Every now and then I receive, or send, a package labeled "Fragile: Handle With Care." It might be a very expensive crystal vase inside, or maybe it is just a small toy, but the purpose of the label is to warn the friendly UPS, or Postal Service, employee that if they are not careful how they handle the package, they will damage what's inside. Friends, I tend to think that I sometimes should wear the same label: "Fragile: Handle With Care." No, I'm not worried that someone is going to squeeze me too hard or drop me on the ground, but I know on the inside I am sometimes fragile. I'm not constantly on the verge of tears and I don't feel devastated if someone in the grocery store just says "Hello" and doesn't stop and talk with me. But, I have taken rides on an emotional roller coaster. Oh, because I'm a man, I usually don't let anyone know that, but it has happened. Maybe I'm having a great day, feeling just super, and then someone says something critical of me and I plunge into an emotional valley. Do you know what I mean? This reminds me that the tongue can be a dangerous weapon, and a careless word on my part can make it a lousy day for someone else. It might be nice if people had a label saying "Fragile: Handle With Care" stamped on their foreheads to remind us how easily we can hurt one another.
Being emotionally fragile is not our only problem, however. Most Christians, at least the ones I know, are kind of spiritually fragile. It is not that we might give up the faith tomorrow and become atheists, but we find it is a struggle to consistently follow the Lord, and too often we end up on a spiritual roller coaster. At least that has happened to me, and I know it has happened to great Christian saints like Luther, Calvin, Edwards, Spurgeon and Billy Graham, and when I read Romans 7, I learn it happened to the apostle Paul.

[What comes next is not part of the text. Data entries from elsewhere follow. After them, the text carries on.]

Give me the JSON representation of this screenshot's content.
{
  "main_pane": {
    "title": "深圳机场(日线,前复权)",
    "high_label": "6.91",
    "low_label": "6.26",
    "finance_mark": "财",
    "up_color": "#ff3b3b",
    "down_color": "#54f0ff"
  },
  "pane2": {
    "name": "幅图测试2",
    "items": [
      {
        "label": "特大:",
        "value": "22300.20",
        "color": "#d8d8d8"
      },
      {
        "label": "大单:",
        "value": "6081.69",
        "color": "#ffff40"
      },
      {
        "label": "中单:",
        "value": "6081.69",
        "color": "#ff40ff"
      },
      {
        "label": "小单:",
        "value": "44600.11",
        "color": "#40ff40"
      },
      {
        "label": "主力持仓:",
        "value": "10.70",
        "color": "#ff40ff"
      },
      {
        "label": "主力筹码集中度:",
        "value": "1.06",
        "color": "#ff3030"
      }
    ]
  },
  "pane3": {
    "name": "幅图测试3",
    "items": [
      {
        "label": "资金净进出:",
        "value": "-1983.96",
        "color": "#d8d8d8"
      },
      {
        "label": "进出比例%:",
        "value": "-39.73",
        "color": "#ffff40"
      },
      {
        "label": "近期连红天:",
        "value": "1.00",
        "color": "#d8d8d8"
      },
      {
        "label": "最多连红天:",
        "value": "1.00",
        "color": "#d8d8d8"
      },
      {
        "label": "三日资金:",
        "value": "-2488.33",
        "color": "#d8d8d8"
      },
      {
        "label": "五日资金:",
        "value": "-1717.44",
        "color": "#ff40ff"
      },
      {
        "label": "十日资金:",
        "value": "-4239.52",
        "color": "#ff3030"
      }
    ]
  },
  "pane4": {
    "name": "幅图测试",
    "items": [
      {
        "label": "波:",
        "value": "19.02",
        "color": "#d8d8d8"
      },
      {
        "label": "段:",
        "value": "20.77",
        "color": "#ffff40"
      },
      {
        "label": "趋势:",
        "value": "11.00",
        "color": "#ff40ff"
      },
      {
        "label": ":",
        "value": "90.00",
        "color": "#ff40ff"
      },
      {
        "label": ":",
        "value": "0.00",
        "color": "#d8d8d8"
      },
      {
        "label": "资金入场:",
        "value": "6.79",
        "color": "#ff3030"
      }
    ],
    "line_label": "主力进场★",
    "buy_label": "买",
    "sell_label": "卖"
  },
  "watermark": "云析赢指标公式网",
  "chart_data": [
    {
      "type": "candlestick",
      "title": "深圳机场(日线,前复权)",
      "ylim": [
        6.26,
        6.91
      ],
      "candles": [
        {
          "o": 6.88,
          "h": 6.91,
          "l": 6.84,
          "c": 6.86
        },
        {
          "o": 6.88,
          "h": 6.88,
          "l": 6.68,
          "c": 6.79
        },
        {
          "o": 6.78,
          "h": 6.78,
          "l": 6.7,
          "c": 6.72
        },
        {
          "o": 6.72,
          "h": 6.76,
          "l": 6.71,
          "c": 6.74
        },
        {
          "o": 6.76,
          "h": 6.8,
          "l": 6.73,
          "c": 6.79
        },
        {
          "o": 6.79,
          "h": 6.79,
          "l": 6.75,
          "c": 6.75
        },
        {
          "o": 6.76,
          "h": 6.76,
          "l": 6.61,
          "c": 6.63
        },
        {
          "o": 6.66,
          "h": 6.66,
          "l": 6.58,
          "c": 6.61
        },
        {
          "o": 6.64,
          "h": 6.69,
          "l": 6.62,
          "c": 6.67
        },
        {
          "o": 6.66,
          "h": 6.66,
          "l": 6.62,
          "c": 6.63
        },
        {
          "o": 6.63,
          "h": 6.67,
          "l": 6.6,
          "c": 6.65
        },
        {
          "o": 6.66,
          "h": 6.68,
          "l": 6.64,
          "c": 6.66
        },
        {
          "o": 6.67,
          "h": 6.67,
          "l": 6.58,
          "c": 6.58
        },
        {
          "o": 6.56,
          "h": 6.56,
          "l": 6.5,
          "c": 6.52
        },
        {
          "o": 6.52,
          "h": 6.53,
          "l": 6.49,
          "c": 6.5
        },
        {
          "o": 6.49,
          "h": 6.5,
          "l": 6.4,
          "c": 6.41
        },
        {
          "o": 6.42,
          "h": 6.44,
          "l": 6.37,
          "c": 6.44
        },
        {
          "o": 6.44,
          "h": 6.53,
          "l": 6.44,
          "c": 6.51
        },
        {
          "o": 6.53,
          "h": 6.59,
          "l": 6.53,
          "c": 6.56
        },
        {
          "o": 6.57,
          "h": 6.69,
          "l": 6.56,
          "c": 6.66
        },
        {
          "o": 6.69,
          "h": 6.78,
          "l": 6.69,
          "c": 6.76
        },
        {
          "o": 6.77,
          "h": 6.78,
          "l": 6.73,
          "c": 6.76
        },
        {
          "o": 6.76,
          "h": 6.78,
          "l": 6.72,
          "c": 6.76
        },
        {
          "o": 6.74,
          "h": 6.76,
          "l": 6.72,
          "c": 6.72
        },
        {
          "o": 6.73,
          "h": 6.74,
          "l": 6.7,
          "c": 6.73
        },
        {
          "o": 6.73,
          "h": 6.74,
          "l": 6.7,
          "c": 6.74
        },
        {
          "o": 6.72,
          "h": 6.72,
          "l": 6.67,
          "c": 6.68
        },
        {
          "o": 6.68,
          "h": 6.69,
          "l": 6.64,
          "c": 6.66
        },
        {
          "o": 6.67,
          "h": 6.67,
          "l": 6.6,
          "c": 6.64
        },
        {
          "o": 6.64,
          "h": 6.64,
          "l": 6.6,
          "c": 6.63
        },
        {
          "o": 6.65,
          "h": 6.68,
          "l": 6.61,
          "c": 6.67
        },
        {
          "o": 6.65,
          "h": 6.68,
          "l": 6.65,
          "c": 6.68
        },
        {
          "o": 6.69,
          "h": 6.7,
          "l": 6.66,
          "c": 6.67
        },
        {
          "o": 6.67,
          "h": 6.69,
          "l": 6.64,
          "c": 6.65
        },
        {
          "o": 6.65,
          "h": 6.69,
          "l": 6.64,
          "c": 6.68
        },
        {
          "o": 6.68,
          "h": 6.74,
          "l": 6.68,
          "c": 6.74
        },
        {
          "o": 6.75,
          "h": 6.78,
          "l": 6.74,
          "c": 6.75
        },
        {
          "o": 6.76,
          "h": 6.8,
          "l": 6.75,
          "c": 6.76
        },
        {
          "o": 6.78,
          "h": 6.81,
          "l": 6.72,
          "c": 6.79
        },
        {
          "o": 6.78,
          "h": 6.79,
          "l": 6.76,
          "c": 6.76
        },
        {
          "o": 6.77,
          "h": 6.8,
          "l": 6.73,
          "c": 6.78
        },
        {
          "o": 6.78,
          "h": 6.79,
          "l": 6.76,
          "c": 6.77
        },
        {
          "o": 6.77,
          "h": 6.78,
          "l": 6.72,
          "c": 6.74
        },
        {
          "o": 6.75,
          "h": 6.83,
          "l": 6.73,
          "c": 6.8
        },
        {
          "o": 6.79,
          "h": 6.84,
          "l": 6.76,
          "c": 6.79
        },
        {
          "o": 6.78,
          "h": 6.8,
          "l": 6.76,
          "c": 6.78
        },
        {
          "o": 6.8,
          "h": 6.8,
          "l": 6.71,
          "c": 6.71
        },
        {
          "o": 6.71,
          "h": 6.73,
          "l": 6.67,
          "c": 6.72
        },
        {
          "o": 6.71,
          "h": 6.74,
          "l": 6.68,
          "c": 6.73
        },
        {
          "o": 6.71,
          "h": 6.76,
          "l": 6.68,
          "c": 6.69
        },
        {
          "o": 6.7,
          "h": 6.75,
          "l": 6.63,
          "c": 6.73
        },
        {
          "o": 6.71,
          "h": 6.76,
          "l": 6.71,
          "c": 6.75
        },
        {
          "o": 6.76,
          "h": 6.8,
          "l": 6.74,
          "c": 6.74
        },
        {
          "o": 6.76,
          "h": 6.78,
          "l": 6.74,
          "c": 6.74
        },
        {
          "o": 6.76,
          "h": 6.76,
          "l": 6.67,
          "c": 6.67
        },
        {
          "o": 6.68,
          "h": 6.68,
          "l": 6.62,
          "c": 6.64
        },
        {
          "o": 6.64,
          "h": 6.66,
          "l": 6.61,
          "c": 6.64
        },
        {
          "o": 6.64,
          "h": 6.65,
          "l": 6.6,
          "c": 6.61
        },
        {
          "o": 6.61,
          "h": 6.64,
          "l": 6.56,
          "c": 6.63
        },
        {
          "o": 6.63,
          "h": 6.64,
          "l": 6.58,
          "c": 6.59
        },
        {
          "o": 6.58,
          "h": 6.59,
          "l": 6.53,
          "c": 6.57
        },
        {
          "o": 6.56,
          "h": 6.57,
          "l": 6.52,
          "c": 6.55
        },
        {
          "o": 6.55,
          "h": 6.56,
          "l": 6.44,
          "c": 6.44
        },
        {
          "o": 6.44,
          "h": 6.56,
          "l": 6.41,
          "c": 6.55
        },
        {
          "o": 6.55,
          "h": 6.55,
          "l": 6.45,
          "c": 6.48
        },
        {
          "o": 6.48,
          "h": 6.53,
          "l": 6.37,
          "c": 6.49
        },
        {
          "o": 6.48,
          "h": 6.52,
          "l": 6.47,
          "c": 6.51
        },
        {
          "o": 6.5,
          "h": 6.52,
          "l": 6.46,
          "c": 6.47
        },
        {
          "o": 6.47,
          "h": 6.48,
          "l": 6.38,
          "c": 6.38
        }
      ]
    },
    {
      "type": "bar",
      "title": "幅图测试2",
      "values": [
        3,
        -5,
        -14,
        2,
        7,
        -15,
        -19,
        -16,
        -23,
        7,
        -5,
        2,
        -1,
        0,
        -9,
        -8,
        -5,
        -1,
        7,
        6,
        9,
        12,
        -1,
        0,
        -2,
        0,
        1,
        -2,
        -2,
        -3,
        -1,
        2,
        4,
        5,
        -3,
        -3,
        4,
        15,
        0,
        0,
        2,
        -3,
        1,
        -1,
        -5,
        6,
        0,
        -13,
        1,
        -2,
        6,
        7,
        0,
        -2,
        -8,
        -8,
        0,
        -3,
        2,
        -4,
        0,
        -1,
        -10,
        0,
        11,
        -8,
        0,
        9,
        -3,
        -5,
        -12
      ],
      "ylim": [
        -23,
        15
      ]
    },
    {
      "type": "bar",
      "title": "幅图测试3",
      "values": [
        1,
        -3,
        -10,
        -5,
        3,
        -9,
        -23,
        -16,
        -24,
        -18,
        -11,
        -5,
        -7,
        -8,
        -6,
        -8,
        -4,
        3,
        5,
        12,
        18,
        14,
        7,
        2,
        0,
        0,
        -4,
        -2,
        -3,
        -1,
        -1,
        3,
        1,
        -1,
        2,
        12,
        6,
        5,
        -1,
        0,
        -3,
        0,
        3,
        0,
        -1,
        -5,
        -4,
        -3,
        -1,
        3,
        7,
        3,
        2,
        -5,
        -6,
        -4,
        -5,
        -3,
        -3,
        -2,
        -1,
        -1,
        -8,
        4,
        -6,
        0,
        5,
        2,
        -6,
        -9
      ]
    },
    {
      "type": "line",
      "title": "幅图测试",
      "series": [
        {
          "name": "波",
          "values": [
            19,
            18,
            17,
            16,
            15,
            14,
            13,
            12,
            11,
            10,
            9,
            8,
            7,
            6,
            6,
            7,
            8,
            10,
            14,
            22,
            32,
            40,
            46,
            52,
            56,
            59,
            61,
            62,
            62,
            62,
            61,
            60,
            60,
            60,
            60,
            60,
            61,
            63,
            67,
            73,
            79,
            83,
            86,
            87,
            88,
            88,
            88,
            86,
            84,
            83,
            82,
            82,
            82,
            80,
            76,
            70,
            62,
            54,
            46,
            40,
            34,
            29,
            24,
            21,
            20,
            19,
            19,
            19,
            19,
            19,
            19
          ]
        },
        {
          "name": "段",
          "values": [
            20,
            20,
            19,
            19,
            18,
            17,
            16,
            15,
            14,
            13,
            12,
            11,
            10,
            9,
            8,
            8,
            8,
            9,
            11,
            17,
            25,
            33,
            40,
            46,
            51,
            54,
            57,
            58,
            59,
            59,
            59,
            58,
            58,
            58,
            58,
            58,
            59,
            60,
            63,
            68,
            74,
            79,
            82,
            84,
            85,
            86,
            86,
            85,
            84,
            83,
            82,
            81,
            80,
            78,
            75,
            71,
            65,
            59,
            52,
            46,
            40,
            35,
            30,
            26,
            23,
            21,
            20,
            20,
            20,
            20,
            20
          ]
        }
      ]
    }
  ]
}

Oh, some Christians may pretend they are always on top of things, but if we are really honest, my guess is that every one of us knows we are not batting a thousand. Maybe we do OK most of the time, but there are occasions when we strike out big. Like Christian in Bunyan's Pilgrim's Progress, we too have to deal with things like the Slough of Despondency, Doubting Castle and the Giant of Discouragement as we seek to follow the Lord. Oh, some of us are stronger than others. Maybe we have been a Christian for many years and have learned to avoid some of the valleys. But, I'm afraid that every one of us who is a believer in Jesus Christ still has a somewhat fragile soul. Yes, our eternal salvation is secure because of Christ, but when it comes to the daily routine of following the Lord, we desperately need God's grace each day. When we start to think we don't, that we are going to do fine on our own, we are then even more vulnerable to attacks from the world, the flesh and the devil. As I have frequently said before: Being a Christian and following Jesus is not easy.
That is why I find real encouragement in our text today. Our journey through Matthew brings us to Chapter 12:15-21. This paragraph contains what I think is one of the most comforting verses in the Bible. Matthew 12:20 "A bruised reed he will not break, and a smoldering wick he will not snuff out, till he leads justice to victory." Let's pray that the Lord will help us understand what this verse means, and that we would find great encouragement in His Word today.
Our text introduces us to Jesus, the servant Messiah. The previous episode in Matthew 12 was the conflict between Jesus and the Pharisees concerning the Sabbath. After Jesus healed a man on the Sabbath, Verse 14 says, 12:14 But the Pharisees went out and plotted how they might kill Jesus. Jesus' response to the Pharisees is in 12:15,16 Aware of this, Jesus withdrew from that place. Many followed him, and he healed all their sick, warning them not to tell who he was. Rather than fight the Pharisees on their turf, Jesus continued in the servant ministry to which God had called Him. Even though it was becoming clear to many that He was not an ordinary man, He did not want that news released prematurely. Then Matthew says, 12:17 This was to fulfill what was spoken through the prophet Isaiah: Jesus' actions continue to demonstrate that He is the Messiah God had promised to Israel hundreds of years earlier. Then Matthew gives us a quote from Isaiah 42:1-4. These verses describe the servant Messiah that God would one day send to His people. They are marvelous verses: 12:18-21 "Here is my servant whom I have chosen, the one I love, in whom I delight; I will put my Spirit on him, and he will proclaim justice to the nations. He will not quarrel or cry out; no one will hear his voice in the streets. A bruised reed he will not break, and a smoldering wick he will not snuff out, till he leads justice to victory. In his name the nations will put their hope."